TO DO
Each line of the records that holds the word "bytes" should be copied out.

INFORMATION
# # # # # # #

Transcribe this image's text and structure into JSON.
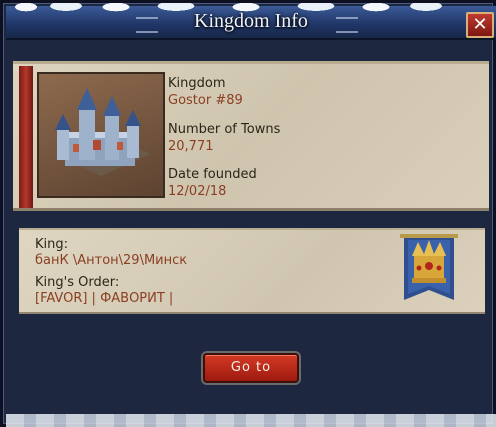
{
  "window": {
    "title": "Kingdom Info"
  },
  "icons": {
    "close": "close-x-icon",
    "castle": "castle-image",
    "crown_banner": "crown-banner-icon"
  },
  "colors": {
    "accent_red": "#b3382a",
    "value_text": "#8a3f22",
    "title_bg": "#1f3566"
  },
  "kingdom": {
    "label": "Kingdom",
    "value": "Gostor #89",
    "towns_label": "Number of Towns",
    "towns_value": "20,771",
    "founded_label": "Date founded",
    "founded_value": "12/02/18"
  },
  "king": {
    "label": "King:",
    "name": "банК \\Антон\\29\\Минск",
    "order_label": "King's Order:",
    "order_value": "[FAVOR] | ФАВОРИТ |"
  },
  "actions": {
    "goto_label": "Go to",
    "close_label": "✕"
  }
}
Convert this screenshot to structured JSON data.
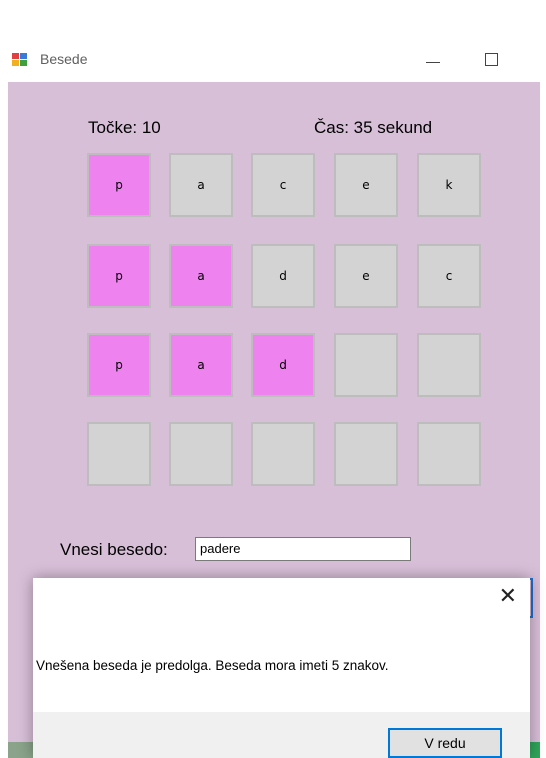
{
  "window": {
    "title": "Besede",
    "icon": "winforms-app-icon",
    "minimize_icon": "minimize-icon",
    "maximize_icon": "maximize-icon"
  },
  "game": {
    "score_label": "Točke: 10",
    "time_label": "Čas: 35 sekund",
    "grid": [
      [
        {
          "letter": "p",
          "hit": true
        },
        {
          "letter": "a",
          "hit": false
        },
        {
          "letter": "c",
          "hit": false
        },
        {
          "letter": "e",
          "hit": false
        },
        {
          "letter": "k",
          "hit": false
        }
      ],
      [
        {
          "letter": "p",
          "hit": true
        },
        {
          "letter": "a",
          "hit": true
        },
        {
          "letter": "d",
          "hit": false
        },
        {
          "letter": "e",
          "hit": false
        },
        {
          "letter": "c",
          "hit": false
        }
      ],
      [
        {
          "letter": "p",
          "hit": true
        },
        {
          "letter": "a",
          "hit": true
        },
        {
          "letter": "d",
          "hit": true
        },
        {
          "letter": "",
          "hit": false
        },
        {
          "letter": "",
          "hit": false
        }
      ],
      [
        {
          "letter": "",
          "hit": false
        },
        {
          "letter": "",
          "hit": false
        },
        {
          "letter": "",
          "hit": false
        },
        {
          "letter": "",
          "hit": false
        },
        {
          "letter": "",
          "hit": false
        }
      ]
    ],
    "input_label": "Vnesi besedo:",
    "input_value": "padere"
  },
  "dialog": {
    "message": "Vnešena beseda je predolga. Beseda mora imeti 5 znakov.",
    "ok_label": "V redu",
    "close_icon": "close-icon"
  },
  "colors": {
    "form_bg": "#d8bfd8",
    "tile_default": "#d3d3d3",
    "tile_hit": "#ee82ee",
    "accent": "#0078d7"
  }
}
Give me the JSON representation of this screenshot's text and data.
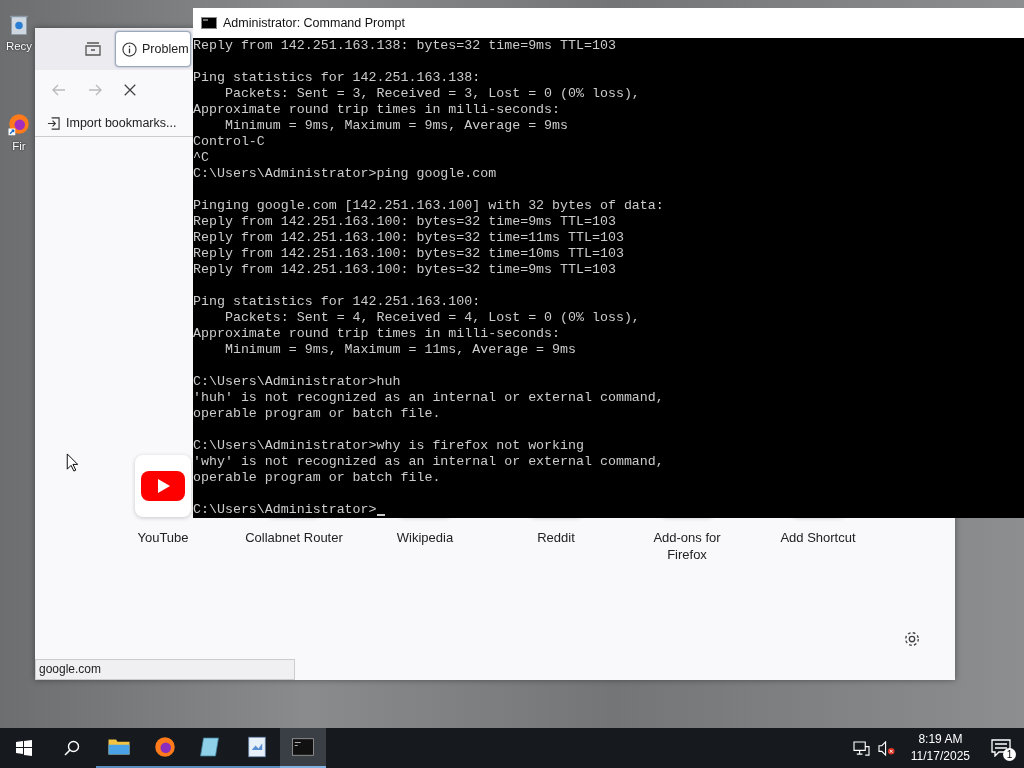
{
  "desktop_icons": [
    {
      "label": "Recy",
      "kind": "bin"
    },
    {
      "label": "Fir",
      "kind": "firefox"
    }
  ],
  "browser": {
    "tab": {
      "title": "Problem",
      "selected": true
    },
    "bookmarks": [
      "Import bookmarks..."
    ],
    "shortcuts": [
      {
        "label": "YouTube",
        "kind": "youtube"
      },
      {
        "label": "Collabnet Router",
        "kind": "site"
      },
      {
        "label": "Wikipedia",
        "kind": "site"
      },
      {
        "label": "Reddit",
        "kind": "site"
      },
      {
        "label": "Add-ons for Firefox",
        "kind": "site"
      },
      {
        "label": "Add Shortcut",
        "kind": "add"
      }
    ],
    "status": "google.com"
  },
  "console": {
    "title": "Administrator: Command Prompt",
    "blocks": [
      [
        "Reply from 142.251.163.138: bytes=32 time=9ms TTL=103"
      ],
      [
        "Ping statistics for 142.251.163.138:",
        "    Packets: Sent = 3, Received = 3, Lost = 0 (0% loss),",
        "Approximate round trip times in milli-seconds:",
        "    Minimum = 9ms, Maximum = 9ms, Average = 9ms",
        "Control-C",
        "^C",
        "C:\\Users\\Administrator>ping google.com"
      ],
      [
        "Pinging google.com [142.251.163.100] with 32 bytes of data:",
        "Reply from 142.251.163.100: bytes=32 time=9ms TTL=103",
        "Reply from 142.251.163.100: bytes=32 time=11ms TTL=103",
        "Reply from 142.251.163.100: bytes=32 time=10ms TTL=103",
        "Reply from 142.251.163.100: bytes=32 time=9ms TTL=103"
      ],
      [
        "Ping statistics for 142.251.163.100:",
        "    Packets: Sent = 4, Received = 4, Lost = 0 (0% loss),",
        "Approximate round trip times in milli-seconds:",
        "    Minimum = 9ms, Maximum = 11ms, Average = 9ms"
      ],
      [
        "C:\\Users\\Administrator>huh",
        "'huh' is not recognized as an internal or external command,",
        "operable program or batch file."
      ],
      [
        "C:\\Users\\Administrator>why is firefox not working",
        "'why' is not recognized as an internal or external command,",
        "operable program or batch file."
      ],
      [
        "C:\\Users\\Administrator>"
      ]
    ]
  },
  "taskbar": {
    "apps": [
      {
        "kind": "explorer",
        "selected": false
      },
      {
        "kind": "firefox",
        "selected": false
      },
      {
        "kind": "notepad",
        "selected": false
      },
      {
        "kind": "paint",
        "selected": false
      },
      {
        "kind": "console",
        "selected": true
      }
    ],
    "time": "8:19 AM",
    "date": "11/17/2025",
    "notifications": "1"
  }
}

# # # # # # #

ANSWER TO THE PROBLEM
        "Reply from 142.251.163.138: bytes=32 time=9ms TTL=103"
        "Pinging google.com [142.251.163.100] with 32 bytes of data:",
        "Reply from 142.251.163.100: bytes=32 time=9ms TTL=103",
        "Reply from 142.251.163.100: bytes=32 time=11ms TTL=103",
        "Reply from 142.251.163.100: bytes=32 time=10ms TTL=103",
        "Reply from 142.251.163.100: bytes=32 time=9ms TTL=103"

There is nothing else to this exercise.